Rome's deeply layered evolution is well known, but we tend to focus on its Roman era or simply limit ourselves to the centro storico which never ceases to amaze.
But to me, part of Rome's charm is that its strata includes places that are only a few decades old; intact, unrefurbished.
Once upon a time the idea of wood panelling would give me the creeps. And true, I never want to see them in my apartment, but, in order to successfully capture the progressive development of design and the ambience of a city, its important that even the unappreciated design elements are left standing.
This is something that is a bit of a taboo area, particularly in my home country of Australia, where we for years, have been consumed with the idea of continual renewal, refurbishment and redesign. The unfortunate side effect of this is that it seems to wipe out entire decades that we consider unfashionable from the cities that we live in, leaving something of a gap and creating something artificial instead.
Throughout Italy's cities, big and small, establishments that have never been redecorated stand proudly and are frequented based on reputation, on familiarity, on the quality of the products they offer. When I think of a city like Melbourne, which has a relatively short history in comparison, ''hokiness'', that is the idea of something a little outdated and unfashionable sometimes is appreciated in this sense. Think of the fab Vietnamese restaurants on Victoria Street and how after refurbishment and gentrification how they lose something of their charm. Then apply that idea large scale to a city of four million and you get the idea of how charm and heritage are endangered species, that are as succeptable to extinction as any every entity in the natural world.
A few years ago I lived in Kyoto, a city which remains firmly entrenched in my heart. For most Westerners Kyoto is the picturesque Japanese city of dreams, rich in history, steeped in tradition, the home to much of the soul of Japanese culture. When I first visited Kyoto, the city centre struck me as incredibly dated, like something out of the 1960s, full of brass and chrome and windows tinted brown. I didn't initially appreciate it, but once I moved there I did, and I came to love the city as much for its Heian heritage as I did its more challenging legacies.
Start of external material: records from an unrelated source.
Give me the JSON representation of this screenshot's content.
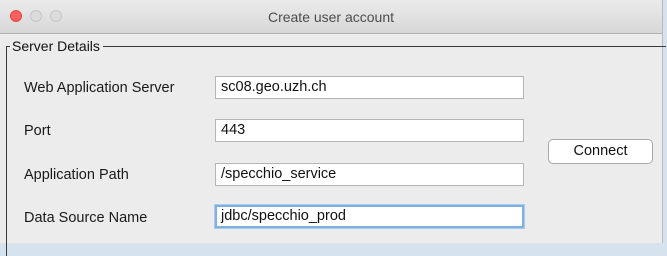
{
  "window": {
    "title": "Create user account"
  },
  "server_details": {
    "legend": "Server Details",
    "web_application_server": {
      "label": "Web Application Server",
      "value": "sc08.geo.uzh.ch"
    },
    "port": {
      "label": "Port",
      "value": "443"
    },
    "application_path": {
      "label": "Application Path",
      "value": "/specchio_service"
    },
    "data_source_name": {
      "label": "Data Source Name",
      "value": "jdbc/specchio_prod"
    },
    "connect_label": "Connect"
  },
  "colors": {
    "close_button": "#fc605c",
    "focus_ring": "#7fb0e0",
    "window_bg": "#ececec"
  }
}
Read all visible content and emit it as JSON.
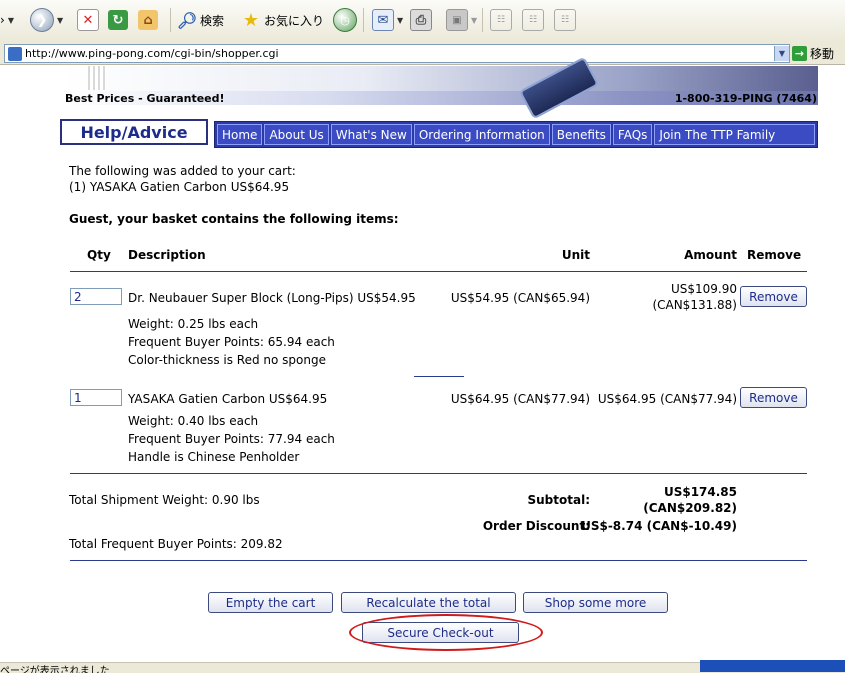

So now, in Rome and Italy in general, I am back on the appreciation bandwagon. I'm digging places that I will never find in Wallpaper or Architectural Digest, partly because I feel like I am being let in on a secret past, and partly because these are still functional places that pull people in and don't leave any doubts or gaps in my understanding of how the city might have looked thirty or forty years ago, classical and historical buildings not withstanding.
So next time you look for a new place to champion, look beyond the usual deck outs and seek out something a bit more real. You might find a new level of appreciation and perhaps encourage others to make do, rather than encourage them to rip the heart and soul out of their spaces in an attempt to stay relevant.